The display communicates the essential parts of the project in a quick, visual way. The display should be sturdy, free standing, colorful, simply illustrated, well labeled, and attractive. The title and section headings on the board should be clearly visible and readable from a distance of three to four feet. Use complementary colors as background and bright or dark letters for the titles of each section. Use appropriately sized typeface for titles, subtitles and text. The title should have the largest print on the display board and be neatly done. Enlarge graphs and use color for the different lines or bars. Use photographs that are clear and sharp, with the correct exposure. There should be an explanation under each photo and graph
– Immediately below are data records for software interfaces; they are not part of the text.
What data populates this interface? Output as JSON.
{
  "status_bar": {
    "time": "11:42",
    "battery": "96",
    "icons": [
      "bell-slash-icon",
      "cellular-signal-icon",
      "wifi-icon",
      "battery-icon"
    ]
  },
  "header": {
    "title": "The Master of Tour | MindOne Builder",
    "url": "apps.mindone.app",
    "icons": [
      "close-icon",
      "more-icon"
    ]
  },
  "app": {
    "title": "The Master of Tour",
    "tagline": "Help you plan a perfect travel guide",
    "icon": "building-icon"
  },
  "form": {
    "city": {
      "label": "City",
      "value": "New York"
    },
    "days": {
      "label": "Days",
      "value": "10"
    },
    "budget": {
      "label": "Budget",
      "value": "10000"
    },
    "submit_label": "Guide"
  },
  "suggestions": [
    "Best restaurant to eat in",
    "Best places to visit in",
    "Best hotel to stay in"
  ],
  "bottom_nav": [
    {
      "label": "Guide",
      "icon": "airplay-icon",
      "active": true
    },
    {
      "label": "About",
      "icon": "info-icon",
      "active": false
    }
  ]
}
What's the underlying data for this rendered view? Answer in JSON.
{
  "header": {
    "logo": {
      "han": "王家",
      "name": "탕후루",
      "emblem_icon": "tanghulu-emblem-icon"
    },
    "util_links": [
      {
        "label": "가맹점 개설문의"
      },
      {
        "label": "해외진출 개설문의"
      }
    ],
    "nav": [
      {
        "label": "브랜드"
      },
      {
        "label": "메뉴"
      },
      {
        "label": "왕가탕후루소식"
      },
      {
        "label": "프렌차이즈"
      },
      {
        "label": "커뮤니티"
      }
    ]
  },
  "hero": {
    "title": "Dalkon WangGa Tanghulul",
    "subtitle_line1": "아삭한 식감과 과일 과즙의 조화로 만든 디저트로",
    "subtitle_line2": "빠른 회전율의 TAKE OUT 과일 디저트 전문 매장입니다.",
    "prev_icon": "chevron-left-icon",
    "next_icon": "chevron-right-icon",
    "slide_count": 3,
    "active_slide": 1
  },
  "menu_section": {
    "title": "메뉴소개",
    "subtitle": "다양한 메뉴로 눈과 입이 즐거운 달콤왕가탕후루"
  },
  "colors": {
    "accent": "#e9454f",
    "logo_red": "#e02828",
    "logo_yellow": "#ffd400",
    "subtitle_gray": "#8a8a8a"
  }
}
A standard sized Presentation Board is a free standing tri-fold measuring 48 inches wide by 36 inches tall. Typical material is corrugated cardboard or foamcore though masonite, pegboard, or wood boards are also acceptable. Cardboard and Foamcore trifolds are available at most office or craft stores.

Display Height
36" – 108"

height

Standard Tri-Fold is 48” wide by 36” high — the 3 panels are 12”, 24”, 12” respectively. A display can be made larger by stacking boards — the maximal height is 108 inches or 3 standard boards stacked. If you choose to submit a board taller than the standard height of 36”, please ensure that it is sturdy enough to remain free-standing and can easily be moved. Note: Boards taller than 72 inches are extremely difficult for judges to read and not recommended.

Display Width
48" maximum

height

The width of each display is limited to a 48 inch wide tri-fold. To accommodate all fair entries equally, each student is allotted 36 inches of table space. If you choose to submit a FLAT presentation board it will need to fit into the same footprint as a standard tri-fold and therefore should not exceed 39 inches in width and must also be free standing.

Awards

Participant Pin

Congratulations on entering your project at the STEM Fair!

Honorable Mention Award

Way to Go! Your project is worthy of recognition!

3rd Place Award

Great Job! Your project was ranked third out of all the other projects in your category and grade level. That’s quite an accomplishment!

2nd Place Award

Brilliant!!! Your project has received either a First or Second place medal. You may also be advancing to the State and/or Regional Fair. To find out, come to the Awards Ceremony tomorrow night.

1st Place Award

Brilliant!!! Your project has received either a First or Second place medal. You may also be advancing to the State and/or Regional Fair. To find out, come to the Awards Ceremony tomorrow night.

Special Award

Wow! Your project will be receiving a special award from one of our community partners at the awards ceremony. See you there!

Special Awards

  • Electrical/Electronic Award
    Institute of Electrical and Electronic Engineers (IEEE)
  • Hiller Aviation Award
    Hiller Aviation Museum
  • San Mateo Outdoor Education Award

Regional Fairs

  • San Mateo County STEM Fair

    School or District Science Fair

    Placing in your school or district science fair may qualify you for the San Mateo County STEM Fair. If your school or district does not host a science fair, you can still apply for the county fair.

    • San Mateo County STEM Fair

      San Mateo County STEM Fair

      The San Mateo County STEM Fair accepts individual and group projects from grades 5–12. The STEM Fair serves as the qualifying event and only entry point to both the San Francisco Bay Area Science Fair and the California State Science Fair

      • San Mateo County STEM Fair

        San Francisco Bay Area Science Fair

        The San Francisco Bay Area Science Fair only accepts grades 7–12 individual (no pair or group) projects and does not qualify San Mateo County students' entry to the California State Science Fair.

      • San Mateo County STEM Fair

        California State Science Fair

        The California State Science Fair accepts grades 6–12 individual, pair and groups of three projects from qualifying county science fairs.